1912 After dozens of detectives searched high and low for Bronx resident Nathan Schwartz, the main suspect in the murder of 12-year-old Julia Connors, the suspect was found dead from gas asphyxiation in a room on Chrystie Street in Manhattan’s Lower East Side. Disguising himself as Max Hershkovitz and claiming to be a recent immigrant to the United States, Schwartz rented a room in the Chrystie Street home of Nathan Kaplan and worked as a dishwasher in a local restaurant. Kaplan didn’t suspect that there was anything strange about Schwartz and didn’t actually see much of him, since his tenant would leave at 6 a.m. and return at 10 p.m. The only thing Kaplan noted was that Schwartz would return home with a large pile of newspapers every day. A few days ago, when Kaplan woke up in the morning, he smelled a strong odor of gas coming from Schwartz’s room.
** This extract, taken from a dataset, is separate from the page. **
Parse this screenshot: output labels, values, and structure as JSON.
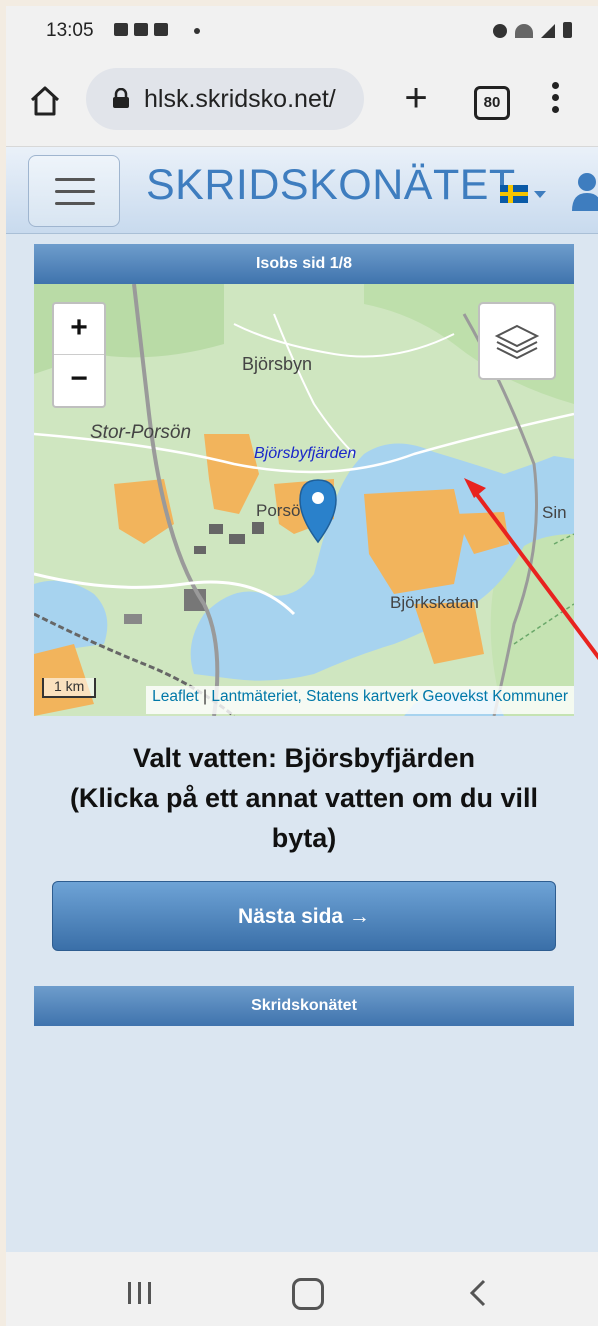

Not able to enter with the door locked, he called a policeman, who opened it. There they found Schwartz dead, with his mouth still on the gas pipe. A large pile of articles about the Connors murder was on the table.
75 Years Ago
1937 It wasn’t long ago that Harlem was called the “Jerusalem of New York,” although now its residents are mainly black. But on 128th Street and Lenox Avenue, there is still a little synagogue, and its congregants and its rabbi, like the neighborhood’s residents, are all black. The synagogue is a poor one, but on the inside it looks much like any other. There is a blue-and-white Jewish flag hanging from a table. The only unusual item is a large framed portrait of fallen Ethiopian monarch Haile Selassie. Descended from Ethiopian Falashas, the rabbi claims to have a local congregation of a few thousand black Jews.
50 Years Ago
1962 According to well-informed sources in Paris, a sensational report in an Israeli newspaper stating that 300 Jews were murdered during riots in Oran, Algeria, is unfounded. They said the number of Jews killed is more likely about three or four. These same sources noted that about 100 Jews have been killed in the Algerian unrest since the beginning of the year. Also, they noted, Algerian Jewish refugees in France are having a difficult time because the government continues to settle them in rural areas that have no Jewish communities.